Japan Geoscience Union Meeting 2018

Presentation information

[EE] Oral

S (Solid Earth Sciences) » S-IT Science of the Earth's Interior & Tectonophysics

[S-IT22] Interaction and Coevolution of the Core and Mantle in the Earth and Planets

Thu. May 24, 2018 9:00 AM - 10:30 AM International Conference Room (IC) (2F International Conference Hall, Makuhari Messe)

convener:Tsuyoshi Iizuka(University of Tokyo), Hidetoshi Shibuya(Department of Earth and Environmental Sciences, Faculty of Advanced Science and Technology, Kumamoto University), Taku Tsuchiya(愛媛大学地球深部ダイナミクス研究センター, 共同), Kenji Ohta(Department of Earth and Planetary Sciences, Tokyo Institute of Technology), Chairperson:Dekura Haruhiko, Yamazaki Daisuke

10:15 AM - 10:30 AM

[SIT22-36] Effects of core electrical conductivity on core surface flow models

*Masaki Matsushima1 (1.Department of Earth and Planetary Sciences, School of Science, Tokyo Institute of Technology)

Keywords:core electrical conductivity, core surface flow, secular variation, geomagnetic field

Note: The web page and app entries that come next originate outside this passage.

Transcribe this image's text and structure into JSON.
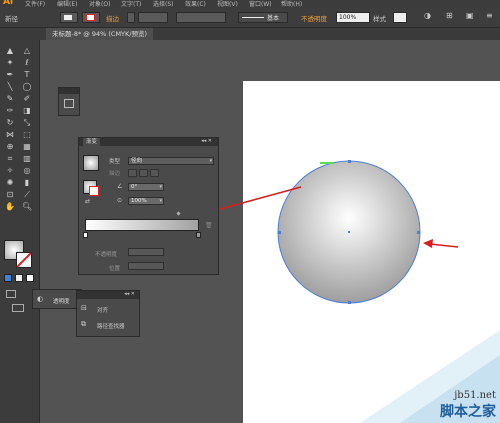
{
  "app": {
    "logo": "Ai",
    "menus": [
      "文件(F)",
      "编辑(E)",
      "对象(O)",
      "文字(T)",
      "选择(S)",
      "效果(C)",
      "视图(V)",
      "窗口(W)",
      "帮助(H)"
    ]
  },
  "control_bar": {
    "mode_label": "新径",
    "stroke_label": "描边",
    "stroke_style_label": "基本",
    "opacity_label": "不透明度",
    "opacity_value": "100%",
    "style_label": "样式"
  },
  "document_tab": {
    "title": "未标题-8* @ 94% (CMYK/预览)"
  },
  "gradient_panel": {
    "title": "渐变",
    "type_label": "类型",
    "type_value": "径向",
    "stroke_label": "描边",
    "angle_value": "0°",
    "aspect_value": "100%",
    "opacity_label": "不透明度",
    "location_label": "位置"
  },
  "transparency_panel": {
    "title": "透明度"
  },
  "align_panel": {
    "items": [
      {
        "label": "对齐"
      },
      {
        "label": "路径查找器"
      }
    ]
  },
  "watermark": {
    "site": "jb51.net",
    "brand": "脚本之家"
  },
  "colors": {
    "accent": "#ff9a00",
    "annotation_arrow": "#d81e1e",
    "selection": "#4a7fd4"
  }
}
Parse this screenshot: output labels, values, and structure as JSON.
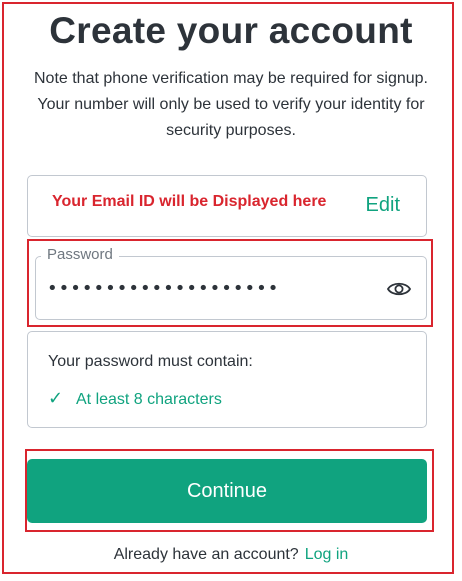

The Earth possesses its intrinsic magnetic field, which is generated and maintained by convective motions in the fluid core, known as dynamo action. As found in the induction equation, the temporal change of magnetic field is given by a summation of three terms; the motional induction, the advection, and the diffusion terms. The magnetic diffusion term can be much smaller than the others, and therefore it can be neglected for the magnetic field with length scale of outer core size and with time scales much shorter than magnetic diffusion time. Moreover, the stress-free boundary condition has been imposed at the core-mantle boundary (CMB). Most of core surface flow models have been obtained so far on the frozen-flux approximation, in which the magnitude of core electrical conductivity is equivalent to infinity. In reality, however, there exists a viscous boundary layer at the CMB, in which contribution of magnetic diffusion to temporal changes of geomagnetic field can never be neglected. Hence, to estimate core surface flows, the effect of magnetic diffusion is explicitly incorporated inside the boundary layer and the viscous force is presumed to be influential in considering force balance inside the boundary layer (Matsushima, 2015). Below the boundary layer, the effect of magnetic diffusion is assumed to be much less than the others, as in the frozen-flux hypothesis, and the tangentially geostrophic constraint or the tangentially magnetostrophic constraint is imposed. In this method, core electrical conductivity can play an important role in estimating core surface flows. The temporal variations in the radial component of magnetic field, Br, at the CMB are caused by magnetic diffusion only because of the no-slip condition for core flows there. The second partial derivative of Br with respect to the radius has thus relation to core electrical conductivity. This suggests that core electrical conductivity can be important to infer Br inside the core. Furthermore, on the tangentially magnetostrophic constraint, the electrical current density, which is connected with the Lorentz force, has relation to core electrical conductivity. In this presentation, effects of core electrical conductivity on core surface flow models are investigated for various values of core electrical conductivity, which are still controversial.